Thursday, October 27, 2005

A disturbing trend

[Hattip to Mike L for this article]

Legislating religious correctness (Weekly Standard)

Scot, a diminutive 55-year-old bearded Pakistani with speckles of white in his black hair, was forced to flee Pakistan for Australia in 1987. As a devout Christian who says that he's filled with evangelistic zeal, Scot had never shied away from debating Muslims on theological matters. Unfortunately for him, in 1986 Pakistan adopted a vague and open-ended blasphemy law, section 295-C, which prohibited any speech that directly or indirectly defiled the Prophet Muhammad. Punishments included the death penalty and life imprisonment.

According to Scot, he came under official pressure to convert to Islam near the end of his time in Pakistan, and was charged with blasphemy when he refused. When he fled to the safety of Australia, he didn't imagine that he'd again face legal penalties because of his faith.

Australia going the European route, it seems.
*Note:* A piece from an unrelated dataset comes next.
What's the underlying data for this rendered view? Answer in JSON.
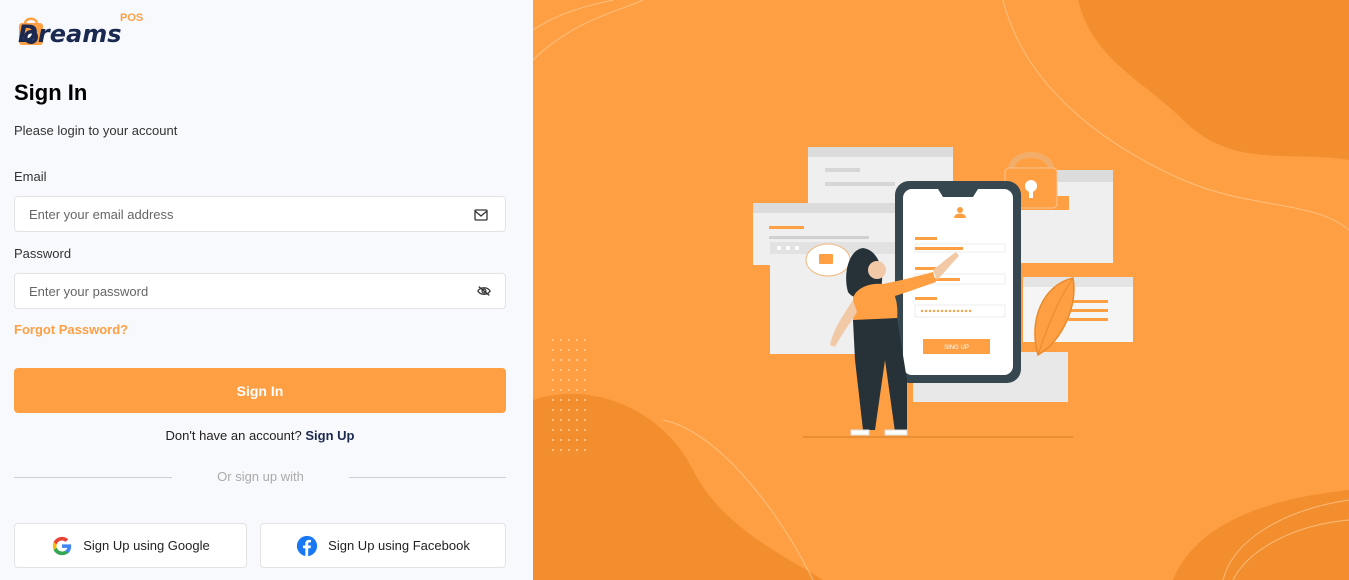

As the article notes, noted Italian commentator Oriana Fallaci is facing a trial for villifying Islam. I wonder how these laws would have dealt with the Satanic Verses?

And it's not just about Christians criticizing Islam. In a free country, Muslims should be free to criticize Christian views as well. The unintended consequences (or maybe they're not so unintended) of such laws are quite chilling.

Recall the case in Britain last year of the play Behzti (Punjabi, for, I think, Shame), which talked about sex-abuse in the context of a religious setting, within the gurdwara. The play was forced to be cancelled because of riots from offended Sikhs. I recall how appalled I was when I heard that on NPR. It reminded me of the thuggish behavior of Shiv Sainik goondas in Mumbai (the Shiv Sena being the neo-fascist ultra-right-wing Hindu nationalist party that has had a deathgrip on local politics for ages). Salman Rushdie condemned the event -- who should know better about the importance of free speech, offensive free speech, in a liberal society? What was more troublesome was the endorsement of this censorship by the (Catholic) Archbishop of Birmingham. Yes, a religious community should be treated with respect. And true, when it comes to Christianity, a lot of stuff is produced simply to offend (remember that Madonna in a jar of urine thingie in New York a while back?). Religious communities can and should have the freedom to protest. But not to censor, necessarily.

And where, o where did we come up with this inalienable right, the right not to be offended?

[Christopher Hart at the Sunday Times has interesting commentary on Britain's attempt to join the anti-vilification club.]

1 comment:

assiniboine said...

In this instance, not disturbing at all -- the account you got was more than a little slanted.

This guy and his fellow Holy Roller (a Sri Lankan) went way over the top in exercising their freedom of speech and they really were villifying Islam by any objective standard. Of course it's possible to do that in all innocence under the draconian blasphemy laws of Pakistan and other Lands of the Pure, and I am not for a moment defending that sort of stifling of even the slightest degree of candour. Questioning others' articles of faith can be a useful exercise in broadening everyone's understanding when it's done respectfully. But these guys were taking it way beyond that. If there were such a thing as a tort of group defamation they would be liable for general, punitive and exemplary damages with costs on the solicitor and own client scale.